Marmaris, the loud and proud party-it-up town, is firmly stamped on the package-tourist trail. Despite the flow of sun-and-sand resort-goers, its stunning natural harbor and surrounding countryside is drop-dead gorgeous. Back on the Aegean coast, we headed to Bodrum. This once-sleepy fishing village has nowadays transformed itself to Turkey’s primo summer resort. The back lanes brim with uniformly whitewashed cottages, all sporting natty blue trims, while the waterfront’s palm-tree promenade and bobbing, shiny yachts provide the chief strolling territory for droves of holidaymakers each summer. After five days of living it up, we headed further north on the coast, where we unexpectedly found Akbük, a small “locals only” holiday town, with a permanent population of 4,000 and a summer population of 50,000. Finally we could not depart Turkey without visiting one more time the ruins of Ephesus. So after an overnight stay in the cute Selçuk, a budget-traveler favourite town, we were dazzled by the beauty of the ruins of the Roman city of Ephesus. Our last stop was Çeşme, a Turkish resort town west of Izmir, on the Aegean Sea. Çeşme Castle, a restored military fortress overlooking the harbor, was the main attraction here that now houses the Çeşme Archaeology Museum, with displays of marble busts, metal coins and artifacts from nearby excavations. After a beautiful overnight camp by the marina, the next day we boarded the ship for the final part of our trip on the Greek islands.

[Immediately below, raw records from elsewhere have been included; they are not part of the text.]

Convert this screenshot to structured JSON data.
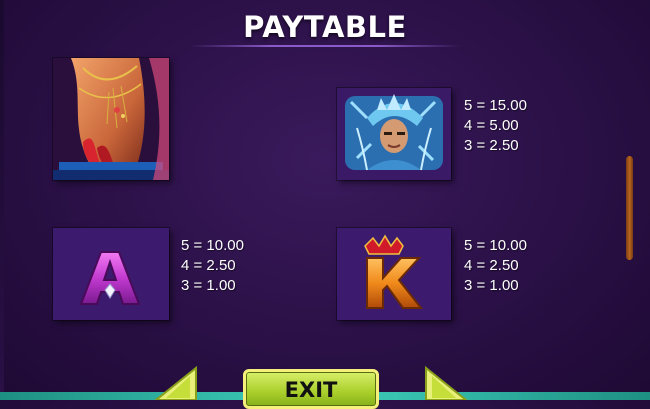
{
  "title": "PAYTABLE",
  "symbols": [
    {
      "name": "dancer",
      "pays": []
    },
    {
      "name": "carnival-king",
      "pays": [
        "5 = 15.00",
        "4 = 5.00",
        "3 = 2.50"
      ]
    },
    {
      "name": "ace",
      "letter": "A",
      "pays": [
        "5 = 10.00",
        "4 = 2.50",
        "3 = 1.00"
      ]
    },
    {
      "name": "king",
      "letter": "K",
      "pays": [
        "5 = 10.00",
        "4 = 2.50",
        "3 = 1.00"
      ]
    }
  ],
  "nav": {
    "exit_label": "EXIT",
    "prev_icon": "arrow-left-icon",
    "next_icon": "arrow-right-icon"
  },
  "colors": {
    "background": "#2a1046",
    "exit_button": "#a9cf2a",
    "scrollbar": "#b8661e",
    "bottom_bar": "#3fd0bd"
  }
}
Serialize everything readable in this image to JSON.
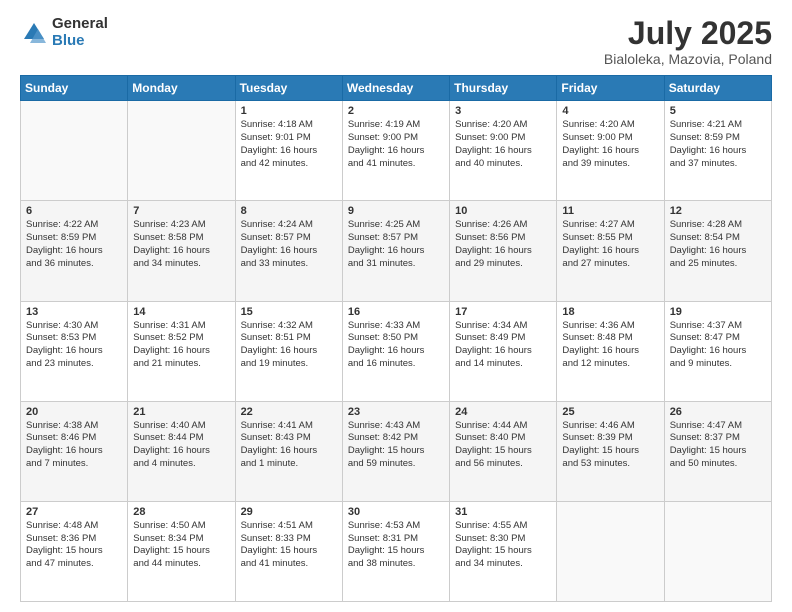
{
  "logo": {
    "general": "General",
    "blue": "Blue"
  },
  "title": "July 2025",
  "subtitle": "Bialoleka, Mazovia, Poland",
  "headers": [
    "Sunday",
    "Monday",
    "Tuesday",
    "Wednesday",
    "Thursday",
    "Friday",
    "Saturday"
  ],
  "weeks": [
    [
      {
        "day": "",
        "text": ""
      },
      {
        "day": "",
        "text": ""
      },
      {
        "day": "1",
        "text": "Sunrise: 4:18 AM\nSunset: 9:01 PM\nDaylight: 16 hours\nand 42 minutes."
      },
      {
        "day": "2",
        "text": "Sunrise: 4:19 AM\nSunset: 9:00 PM\nDaylight: 16 hours\nand 41 minutes."
      },
      {
        "day": "3",
        "text": "Sunrise: 4:20 AM\nSunset: 9:00 PM\nDaylight: 16 hours\nand 40 minutes."
      },
      {
        "day": "4",
        "text": "Sunrise: 4:20 AM\nSunset: 9:00 PM\nDaylight: 16 hours\nand 39 minutes."
      },
      {
        "day": "5",
        "text": "Sunrise: 4:21 AM\nSunset: 8:59 PM\nDaylight: 16 hours\nand 37 minutes."
      }
    ],
    [
      {
        "day": "6",
        "text": "Sunrise: 4:22 AM\nSunset: 8:59 PM\nDaylight: 16 hours\nand 36 minutes."
      },
      {
        "day": "7",
        "text": "Sunrise: 4:23 AM\nSunset: 8:58 PM\nDaylight: 16 hours\nand 34 minutes."
      },
      {
        "day": "8",
        "text": "Sunrise: 4:24 AM\nSunset: 8:57 PM\nDaylight: 16 hours\nand 33 minutes."
      },
      {
        "day": "9",
        "text": "Sunrise: 4:25 AM\nSunset: 8:57 PM\nDaylight: 16 hours\nand 31 minutes."
      },
      {
        "day": "10",
        "text": "Sunrise: 4:26 AM\nSunset: 8:56 PM\nDaylight: 16 hours\nand 29 minutes."
      },
      {
        "day": "11",
        "text": "Sunrise: 4:27 AM\nSunset: 8:55 PM\nDaylight: 16 hours\nand 27 minutes."
      },
      {
        "day": "12",
        "text": "Sunrise: 4:28 AM\nSunset: 8:54 PM\nDaylight: 16 hours\nand 25 minutes."
      }
    ],
    [
      {
        "day": "13",
        "text": "Sunrise: 4:30 AM\nSunset: 8:53 PM\nDaylight: 16 hours\nand 23 minutes."
      },
      {
        "day": "14",
        "text": "Sunrise: 4:31 AM\nSunset: 8:52 PM\nDaylight: 16 hours\nand 21 minutes."
      },
      {
        "day": "15",
        "text": "Sunrise: 4:32 AM\nSunset: 8:51 PM\nDaylight: 16 hours\nand 19 minutes."
      },
      {
        "day": "16",
        "text": "Sunrise: 4:33 AM\nSunset: 8:50 PM\nDaylight: 16 hours\nand 16 minutes."
      },
      {
        "day": "17",
        "text": "Sunrise: 4:34 AM\nSunset: 8:49 PM\nDaylight: 16 hours\nand 14 minutes."
      },
      {
        "day": "18",
        "text": "Sunrise: 4:36 AM\nSunset: 8:48 PM\nDaylight: 16 hours\nand 12 minutes."
      },
      {
        "day": "19",
        "text": "Sunrise: 4:37 AM\nSunset: 8:47 PM\nDaylight: 16 hours\nand 9 minutes."
      }
    ],
    [
      {
        "day": "20",
        "text": "Sunrise: 4:38 AM\nSunset: 8:46 PM\nDaylight: 16 hours\nand 7 minutes."
      },
      {
        "day": "21",
        "text": "Sunrise: 4:40 AM\nSunset: 8:44 PM\nDaylight: 16 hours\nand 4 minutes."
      },
      {
        "day": "22",
        "text": "Sunrise: 4:41 AM\nSunset: 8:43 PM\nDaylight: 16 hours\nand 1 minute."
      },
      {
        "day": "23",
        "text": "Sunrise: 4:43 AM\nSunset: 8:42 PM\nDaylight: 15 hours\nand 59 minutes."
      },
      {
        "day": "24",
        "text": "Sunrise: 4:44 AM\nSunset: 8:40 PM\nDaylight: 15 hours\nand 56 minutes."
      },
      {
        "day": "25",
        "text": "Sunrise: 4:46 AM\nSunset: 8:39 PM\nDaylight: 15 hours\nand 53 minutes."
      },
      {
        "day": "26",
        "text": "Sunrise: 4:47 AM\nSunset: 8:37 PM\nDaylight: 15 hours\nand 50 minutes."
      }
    ],
    [
      {
        "day": "27",
        "text": "Sunrise: 4:48 AM\nSunset: 8:36 PM\nDaylight: 15 hours\nand 47 minutes."
      },
      {
        "day": "28",
        "text": "Sunrise: 4:50 AM\nSunset: 8:34 PM\nDaylight: 15 hours\nand 44 minutes."
      },
      {
        "day": "29",
        "text": "Sunrise: 4:51 AM\nSunset: 8:33 PM\nDaylight: 15 hours\nand 41 minutes."
      },
      {
        "day": "30",
        "text": "Sunrise: 4:53 AM\nSunset: 8:31 PM\nDaylight: 15 hours\nand 38 minutes."
      },
      {
        "day": "31",
        "text": "Sunrise: 4:55 AM\nSunset: 8:30 PM\nDaylight: 15 hours\nand 34 minutes."
      },
      {
        "day": "",
        "text": ""
      },
      {
        "day": "",
        "text": ""
      }
    ]
  ]
}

It is always sad when an expedition is heading towards its completion but for that you will need to wait for our next post when 4, 3, 2, 1 Hiway-1 finishes up with our return to Athens.